A recent study carried out by Macmillan Cancer Support indicated that more than one million people in the UK have argued with family members following a relative dying without making a Will.
Almost 1 in 5 of these feuds has resulted in family members no longer speaking with one another. Many feuds can arise from a misunderstanding of how an estate is distributed on death and the study indicated that more than a third of people questioned have promised an item to a loved one but not included this in their Will; this will likely lead to the number of family arguments increasing in the future.
Macmillan Cancer Support's survey found that 59% of the people interviewed had not made a Will. Understandably, many people would rather delay thinking about putting in place a Will until 'another time'. The task invariably ends up far down the never ending 'to do' list everyone has to manage on top of their work and family commitments.
The importance of making a Will – how is an estate divided?

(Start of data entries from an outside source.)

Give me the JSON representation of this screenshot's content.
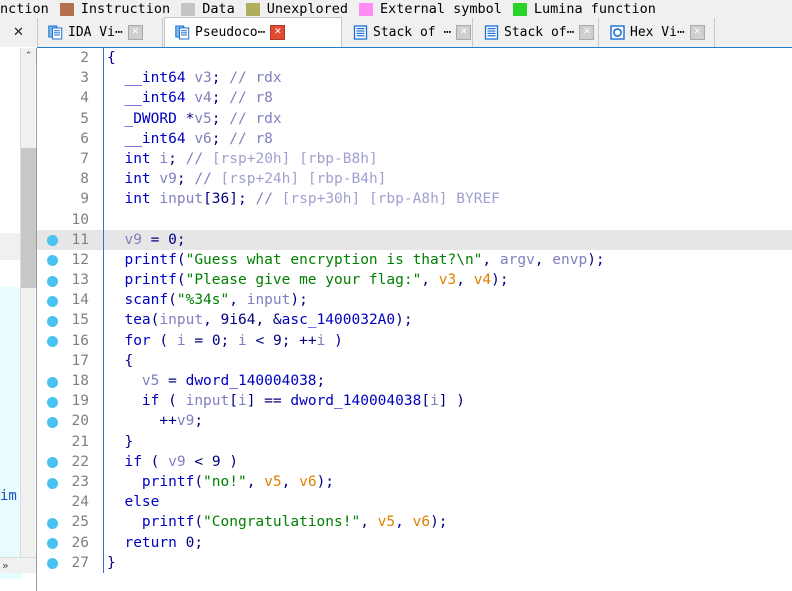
{
  "legend": {
    "items": [
      {
        "label": "nction",
        "color": "",
        "swatch": false
      },
      {
        "label": "Instruction",
        "color": "#b5714b",
        "swatch": true
      },
      {
        "label": "Data",
        "color": "#c4c4c4",
        "swatch": true
      },
      {
        "label": "Unexplored",
        "color": "#b0ad5d",
        "swatch": true
      },
      {
        "label": "External symbol",
        "color": "#ff8cf5",
        "swatch": true
      },
      {
        "label": "Lumina function",
        "color": "#2ad42a",
        "swatch": true
      }
    ]
  },
  "tabbar": {
    "close_all_glyph": "✕",
    "tabs": [
      {
        "label": "IDA Vi⋯",
        "icon": "document-blue-icon",
        "close_glyph": "✕",
        "active": false,
        "close_style": "gray"
      },
      {
        "label": "Pseudoco⋯",
        "icon": "document-blue-icon",
        "close_glyph": "✕",
        "active": true,
        "close_style": "red"
      },
      {
        "label": "Stack of ⋯",
        "icon": "stack-blue-icon",
        "close_glyph": "✕",
        "active": false,
        "close_style": "gray"
      },
      {
        "label": "Stack of⋯",
        "icon": "stack-blue-icon",
        "close_glyph": "✕",
        "active": false,
        "close_style": "gray"
      },
      {
        "label": "Hex Vi⋯",
        "icon": "hex-circle-icon",
        "close_glyph": "✕",
        "active": false,
        "close_style": "gray"
      }
    ]
  },
  "left_panel": {
    "clipped_text": "im",
    "scroll_up_glyph": "⌃",
    "scroll_down_glyph": "⌄",
    "hscroll_glyph": "»"
  },
  "pseudocode": {
    "accent_color": "#1a7fd4",
    "breakpoint_color": "#49c2f1",
    "highlight_color": "#e6e6e6",
    "lines": [
      {
        "n": "2",
        "bp": false,
        "hl": false,
        "tokens": [
          {
            "t": "{",
            "c": "brace"
          }
        ]
      },
      {
        "n": "3",
        "bp": false,
        "hl": false,
        "tokens": [
          {
            "t": "  ",
            "c": "plain"
          },
          {
            "t": "__int64",
            "c": "kw"
          },
          {
            "t": " ",
            "c": "plain"
          },
          {
            "t": "v3",
            "c": "var"
          },
          {
            "t": ";",
            "c": "pun"
          },
          {
            "t": " ",
            "c": "plain"
          },
          {
            "t": "// rdx",
            "c": "cmt"
          }
        ]
      },
      {
        "n": "4",
        "bp": false,
        "hl": false,
        "tokens": [
          {
            "t": "  ",
            "c": "plain"
          },
          {
            "t": "__int64",
            "c": "kw"
          },
          {
            "t": " ",
            "c": "plain"
          },
          {
            "t": "v4",
            "c": "var"
          },
          {
            "t": ";",
            "c": "pun"
          },
          {
            "t": " ",
            "c": "plain"
          },
          {
            "t": "// r8",
            "c": "cmt"
          }
        ]
      },
      {
        "n": "5",
        "bp": false,
        "hl": false,
        "tokens": [
          {
            "t": "  ",
            "c": "plain"
          },
          {
            "t": "_DWORD",
            "c": "kw"
          },
          {
            "t": " *",
            "c": "pun"
          },
          {
            "t": "v5",
            "c": "var"
          },
          {
            "t": ";",
            "c": "pun"
          },
          {
            "t": " ",
            "c": "plain"
          },
          {
            "t": "// rdx",
            "c": "cmt"
          }
        ]
      },
      {
        "n": "6",
        "bp": false,
        "hl": false,
        "tokens": [
          {
            "t": "  ",
            "c": "plain"
          },
          {
            "t": "__int64",
            "c": "kw"
          },
          {
            "t": " ",
            "c": "plain"
          },
          {
            "t": "v6",
            "c": "var"
          },
          {
            "t": ";",
            "c": "pun"
          },
          {
            "t": " ",
            "c": "plain"
          },
          {
            "t": "// r8",
            "c": "cmt"
          }
        ]
      },
      {
        "n": "7",
        "bp": false,
        "hl": false,
        "tokens": [
          {
            "t": "  ",
            "c": "plain"
          },
          {
            "t": "int",
            "c": "kw"
          },
          {
            "t": " ",
            "c": "plain"
          },
          {
            "t": "i",
            "c": "var"
          },
          {
            "t": ";",
            "c": "pun"
          },
          {
            "t": " ",
            "c": "plain"
          },
          {
            "t": "// ",
            "c": "cmt"
          },
          {
            "t": "[rsp+20h] [rbp-B8h]",
            "c": "var2"
          }
        ]
      },
      {
        "n": "8",
        "bp": false,
        "hl": false,
        "tokens": [
          {
            "t": "  ",
            "c": "plain"
          },
          {
            "t": "int",
            "c": "kw"
          },
          {
            "t": " ",
            "c": "plain"
          },
          {
            "t": "v9",
            "c": "var"
          },
          {
            "t": ";",
            "c": "pun"
          },
          {
            "t": " ",
            "c": "plain"
          },
          {
            "t": "// ",
            "c": "cmt"
          },
          {
            "t": "[rsp+24h] [rbp-B4h]",
            "c": "var2"
          }
        ]
      },
      {
        "n": "9",
        "bp": false,
        "hl": false,
        "tokens": [
          {
            "t": "  ",
            "c": "plain"
          },
          {
            "t": "int",
            "c": "kw"
          },
          {
            "t": " ",
            "c": "plain"
          },
          {
            "t": "input",
            "c": "var"
          },
          {
            "t": "[",
            "c": "pun"
          },
          {
            "t": "36",
            "c": "num"
          },
          {
            "t": "]",
            "c": "pun"
          },
          {
            "t": ";",
            "c": "pun"
          },
          {
            "t": " ",
            "c": "plain"
          },
          {
            "t": "// ",
            "c": "cmt"
          },
          {
            "t": "[rsp+30h] [rbp-A8h] BYREF",
            "c": "var2"
          }
        ]
      },
      {
        "n": "10",
        "bp": false,
        "hl": false,
        "tokens": []
      },
      {
        "n": "11",
        "bp": true,
        "hl": true,
        "tokens": [
          {
            "t": "  ",
            "c": "plain"
          },
          {
            "t": "v9",
            "c": "var"
          },
          {
            "t": " = ",
            "c": "pun"
          },
          {
            "t": "0",
            "c": "num"
          },
          {
            "t": ";",
            "c": "pun"
          }
        ]
      },
      {
        "n": "12",
        "bp": true,
        "hl": false,
        "tokens": [
          {
            "t": "  ",
            "c": "plain"
          },
          {
            "t": "printf",
            "c": "fn"
          },
          {
            "t": "(",
            "c": "pun"
          },
          {
            "t": "\"Guess what encryption is that?\\n\"",
            "c": "str"
          },
          {
            "t": ", ",
            "c": "pun"
          },
          {
            "t": "argv",
            "c": "var"
          },
          {
            "t": ", ",
            "c": "pun"
          },
          {
            "t": "envp",
            "c": "var"
          },
          {
            "t": ");",
            "c": "pun"
          }
        ]
      },
      {
        "n": "13",
        "bp": true,
        "hl": false,
        "tokens": [
          {
            "t": "  ",
            "c": "plain"
          },
          {
            "t": "printf",
            "c": "fn"
          },
          {
            "t": "(",
            "c": "pun"
          },
          {
            "t": "\"Please give me your flag:\"",
            "c": "str"
          },
          {
            "t": ", ",
            "c": "pun"
          },
          {
            "t": "v3",
            "c": "orange"
          },
          {
            "t": ", ",
            "c": "pun"
          },
          {
            "t": "v4",
            "c": "orange"
          },
          {
            "t": ");",
            "c": "pun"
          }
        ]
      },
      {
        "n": "14",
        "bp": true,
        "hl": false,
        "tokens": [
          {
            "t": "  ",
            "c": "plain"
          },
          {
            "t": "scanf",
            "c": "fn"
          },
          {
            "t": "(",
            "c": "pun"
          },
          {
            "t": "\"%34s\"",
            "c": "str"
          },
          {
            "t": ", ",
            "c": "pun"
          },
          {
            "t": "input",
            "c": "var"
          },
          {
            "t": ");",
            "c": "pun"
          }
        ]
      },
      {
        "n": "15",
        "bp": true,
        "hl": false,
        "tokens": [
          {
            "t": "  ",
            "c": "plain"
          },
          {
            "t": "tea",
            "c": "fn"
          },
          {
            "t": "(",
            "c": "pun"
          },
          {
            "t": "input",
            "c": "var"
          },
          {
            "t": ", ",
            "c": "pun"
          },
          {
            "t": "9i64",
            "c": "num"
          },
          {
            "t": ", &",
            "c": "pun"
          },
          {
            "t": "asc_1400032A0",
            "c": "glob"
          },
          {
            "t": ");",
            "c": "pun"
          }
        ]
      },
      {
        "n": "16",
        "bp": true,
        "hl": false,
        "tokens": [
          {
            "t": "  ",
            "c": "plain"
          },
          {
            "t": "for",
            "c": "kw"
          },
          {
            "t": " ( ",
            "c": "pun"
          },
          {
            "t": "i",
            "c": "var"
          },
          {
            "t": " = ",
            "c": "pun"
          },
          {
            "t": "0",
            "c": "num"
          },
          {
            "t": "; ",
            "c": "pun"
          },
          {
            "t": "i",
            "c": "var"
          },
          {
            "t": " < ",
            "c": "pun"
          },
          {
            "t": "9",
            "c": "num"
          },
          {
            "t": "; ++",
            "c": "pun"
          },
          {
            "t": "i",
            "c": "var"
          },
          {
            "t": " )",
            "c": "pun"
          }
        ]
      },
      {
        "n": "17",
        "bp": false,
        "hl": false,
        "tokens": [
          {
            "t": "  {",
            "c": "brace"
          }
        ]
      },
      {
        "n": "18",
        "bp": true,
        "hl": false,
        "tokens": [
          {
            "t": "    ",
            "c": "plain"
          },
          {
            "t": "v5",
            "c": "var"
          },
          {
            "t": " = ",
            "c": "pun"
          },
          {
            "t": "dword_140004038",
            "c": "glob"
          },
          {
            "t": ";",
            "c": "pun"
          }
        ]
      },
      {
        "n": "19",
        "bp": true,
        "hl": false,
        "tokens": [
          {
            "t": "    ",
            "c": "plain"
          },
          {
            "t": "if",
            "c": "kw"
          },
          {
            "t": " ( ",
            "c": "pun"
          },
          {
            "t": "input",
            "c": "var"
          },
          {
            "t": "[",
            "c": "pun"
          },
          {
            "t": "i",
            "c": "var"
          },
          {
            "t": "] == ",
            "c": "pun"
          },
          {
            "t": "dword_140004038",
            "c": "glob"
          },
          {
            "t": "[",
            "c": "pun"
          },
          {
            "t": "i",
            "c": "var"
          },
          {
            "t": "] )",
            "c": "pun"
          }
        ]
      },
      {
        "n": "20",
        "bp": true,
        "hl": false,
        "tokens": [
          {
            "t": "      ++",
            "c": "pun"
          },
          {
            "t": "v9",
            "c": "var"
          },
          {
            "t": ";",
            "c": "pun"
          }
        ]
      },
      {
        "n": "21",
        "bp": false,
        "hl": false,
        "tokens": [
          {
            "t": "  }",
            "c": "brace"
          }
        ]
      },
      {
        "n": "22",
        "bp": true,
        "hl": false,
        "tokens": [
          {
            "t": "  ",
            "c": "plain"
          },
          {
            "t": "if",
            "c": "kw"
          },
          {
            "t": " ( ",
            "c": "pun"
          },
          {
            "t": "v9",
            "c": "var"
          },
          {
            "t": " < ",
            "c": "pun"
          },
          {
            "t": "9",
            "c": "num"
          },
          {
            "t": " )",
            "c": "pun"
          }
        ]
      },
      {
        "n": "23",
        "bp": true,
        "hl": false,
        "tokens": [
          {
            "t": "    ",
            "c": "plain"
          },
          {
            "t": "printf",
            "c": "fn"
          },
          {
            "t": "(",
            "c": "pun"
          },
          {
            "t": "\"no!\"",
            "c": "str"
          },
          {
            "t": ", ",
            "c": "pun"
          },
          {
            "t": "v5",
            "c": "orange"
          },
          {
            "t": ", ",
            "c": "pun"
          },
          {
            "t": "v6",
            "c": "orange"
          },
          {
            "t": ");",
            "c": "pun"
          }
        ]
      },
      {
        "n": "24",
        "bp": false,
        "hl": false,
        "tokens": [
          {
            "t": "  ",
            "c": "plain"
          },
          {
            "t": "else",
            "c": "kw"
          }
        ]
      },
      {
        "n": "25",
        "bp": true,
        "hl": false,
        "tokens": [
          {
            "t": "    ",
            "c": "plain"
          },
          {
            "t": "printf",
            "c": "fn"
          },
          {
            "t": "(",
            "c": "pun"
          },
          {
            "t": "\"Congratulations!\"",
            "c": "str"
          },
          {
            "t": ", ",
            "c": "pun"
          },
          {
            "t": "v5",
            "c": "orange"
          },
          {
            "t": ", ",
            "c": "pun"
          },
          {
            "t": "v6",
            "c": "orange"
          },
          {
            "t": ");",
            "c": "pun"
          }
        ]
      },
      {
        "n": "26",
        "bp": true,
        "hl": false,
        "tokens": [
          {
            "t": "  ",
            "c": "plain"
          },
          {
            "t": "return",
            "c": "kw"
          },
          {
            "t": " ",
            "c": "plain"
          },
          {
            "t": "0",
            "c": "num"
          },
          {
            "t": ";",
            "c": "pun"
          }
        ]
      },
      {
        "n": "27",
        "bp": true,
        "hl": false,
        "tokens": [
          {
            "t": "}",
            "c": "brace"
          }
        ]
      }
    ]
  }
}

The importance of putting in place a Will however, cannot be underestimated. Without a Will, the distribution of an estate depends upon the make up of the surviving family members.

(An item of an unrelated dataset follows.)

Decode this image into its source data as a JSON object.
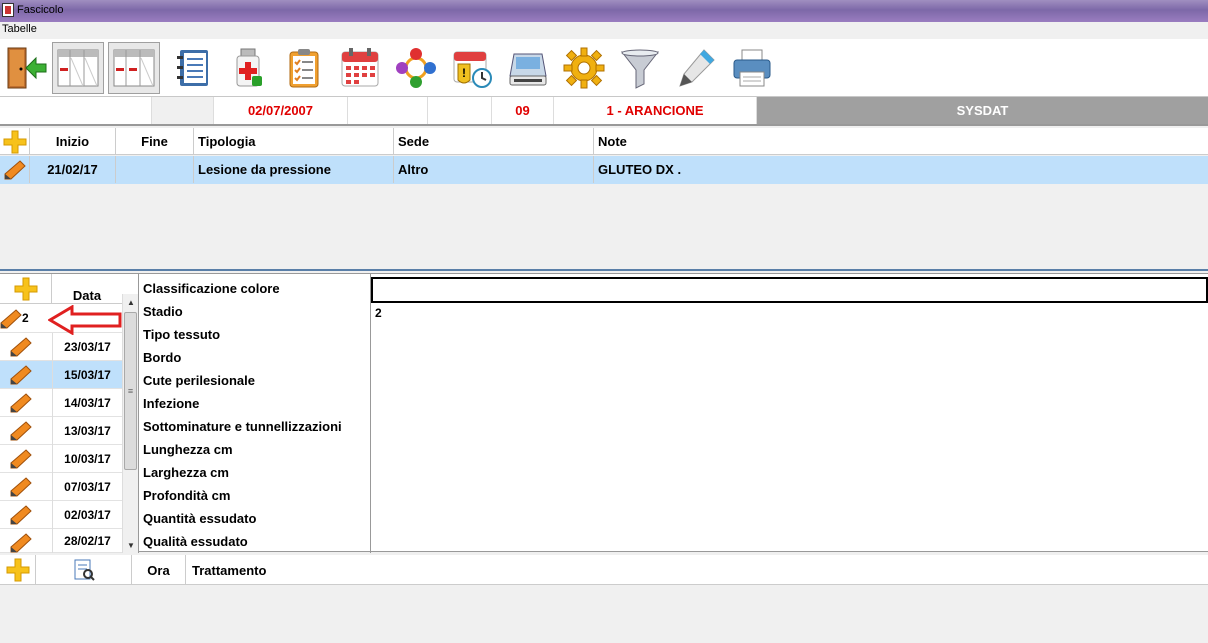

For instance, if someone were to die without a Will survived by their spouse, their parents and siblings but with no children of their own, most would be surprised to learn that their spouse does not automatically inherit everything. In fact, their spouse would only be entitled to a financial limit set by legislation and everything else would be inherited by the deceased's parents and siblings. This may result in assets passing to family that you wouldn't have chosen to inherit.

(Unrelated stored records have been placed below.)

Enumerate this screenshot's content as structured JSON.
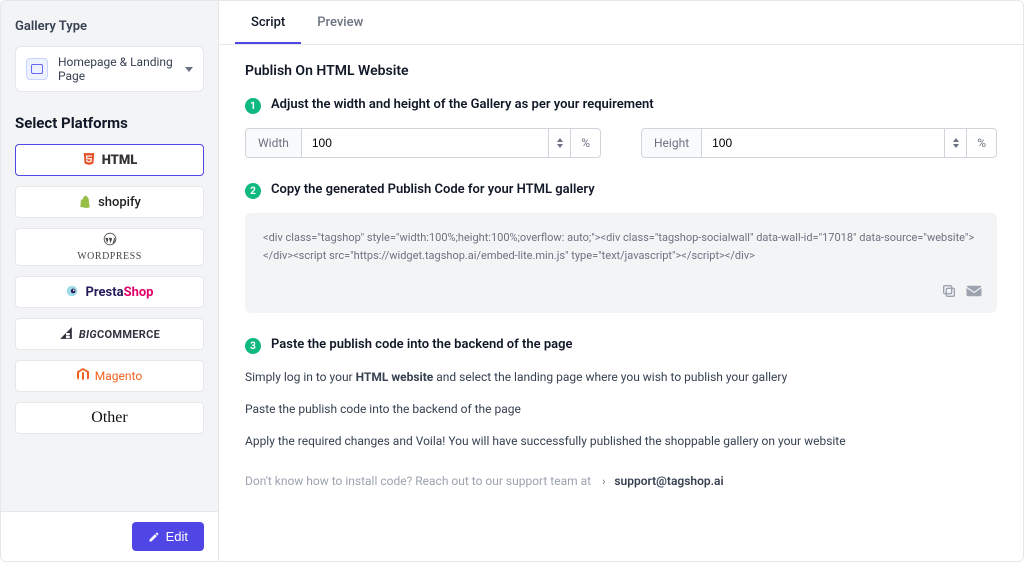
{
  "sidebar": {
    "gallery_type_label": "Gallery Type",
    "gallery_type_value": "Homepage & Landing Page",
    "select_platforms_label": "Select Platforms",
    "platforms": {
      "html": "HTML",
      "shopify": "shopify",
      "wordpress": "WORDPRESS",
      "prestashop_pre": "Presta",
      "prestashop_suf": "Shop",
      "bigcommerce_pre": "BIG",
      "bigcommerce_suf": "COMMERCE",
      "magento": "Magento",
      "other": "Other"
    },
    "edit_label": "Edit"
  },
  "tabs": {
    "script": "Script",
    "preview": "Preview"
  },
  "main": {
    "title": "Publish On HTML Website",
    "step1_text": "Adjust the width and height of the Gallery as per your requirement",
    "step2_text": "Copy the generated Publish Code for your HTML gallery",
    "step3_text": "Paste the publish code into the backend of the page",
    "width_label": "Width",
    "width_value": "100",
    "width_unit": "%",
    "height_label": "Height",
    "height_value": "100",
    "height_unit": "%",
    "code": "<div class=\"tagshop\" style=\"width:100%;height:100%;overflow: auto;\"><div class=\"tagshop-socialwall\" data-wall-id=\"17018\" data-source=\"website\"></div><script src=\"https://widget.tagshop.ai/embed-lite.min.js\" type=\"text/javascript\"></script></div>",
    "instruction_1_pre": "Simply log in to your ",
    "instruction_1_bold": "HTML website",
    "instruction_1_post": " and select the landing page where you wish to publish your gallery",
    "instruction_2": "Paste the publish code into the backend of the page",
    "instruction_3": "Apply the required changes and Voila! You will have successfully published the shoppable gallery on your website",
    "support_pre": "Don't know how to install code? Reach out to our support team at",
    "support_email": "support@tagshop.ai"
  }
}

Making a Will needn't be an expensive or complex task and can avoid heartache and family disagreements among the extended family at an already stressful time.
You can find out more about the benefits of making a Will here.